Your investment property is likely the largest investment in your portfolio. It’s one that requires diligence and time, as well as great communication when dealing with the tenants. You may have noticed that your rental is taking up more time than what you have, or would like to spend on it, but it’s a valuable asset you don’t want to rid of especially in the middle of a pandemic. If you’re looking for a property manager to take over the leasing and management of the property, here are three questions you should ask when you’re interviewing them:
1.How many properties do you currently manage?
There’s no right or wrong answer to this question, but it will give you an idea of their capacity to handle your property. If they have a fairly large number, follow up by asking about their processes to keep all the properties taken care of.
They should act like a well-oiled machine and know how they manage their properties, either with technology or some other system. You want to make sure your property won’t be forgotten, knowing how they manage their portfolio is a great way to learn more about their efficiency.
2.How many years have you been a property manager? Including managing your own properties?
A property manager who has multiple years of experience is an asset to your investment. That doesn’t mean you should rule out a new agent.
If they are new to the industry, follow up with questions about their experience, and their support system as they learn the business. They should have a designated broker or managing broker who is well versed and willing to mentor them as they learn the ropes.
3.How often can I expect to hear from you regarding my property?
The answer to this depends on how often you’d like to hear about your property.

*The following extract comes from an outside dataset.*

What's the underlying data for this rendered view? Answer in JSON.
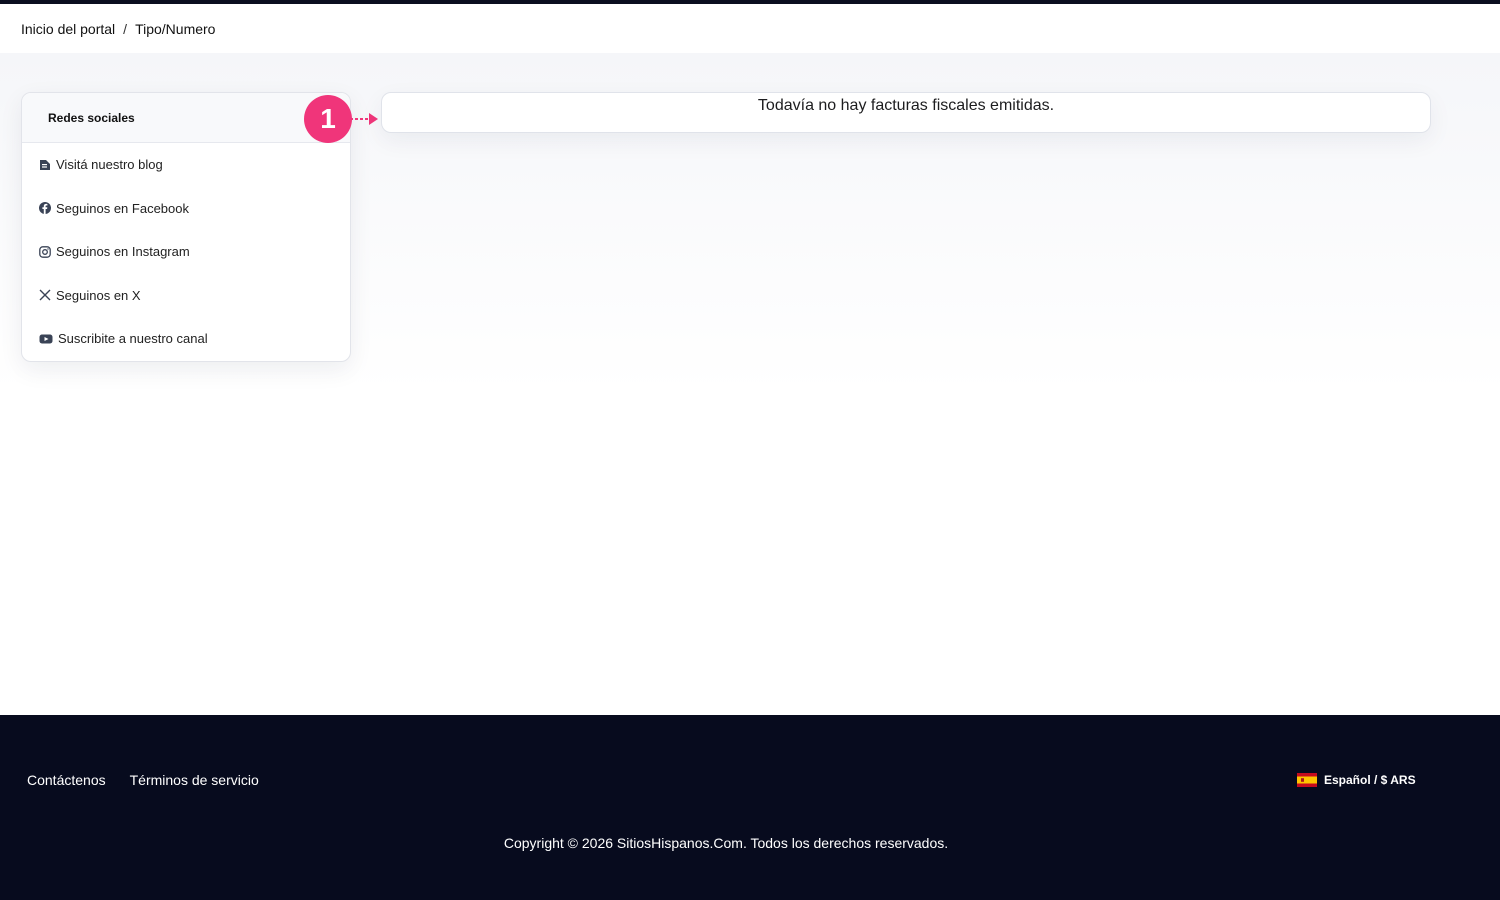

If you’re hoping to be more hands off, you might expect a call every 6-8 months as well as whenever the tenants turn over. If you’d like to be more involved, you might want to hear from them more often. Have an idea in your head what the ideal communication would be for you and see if the property manager agrees with you. If they have another schedule, ask them what to expect when they communicate with you and what each touch base might cover.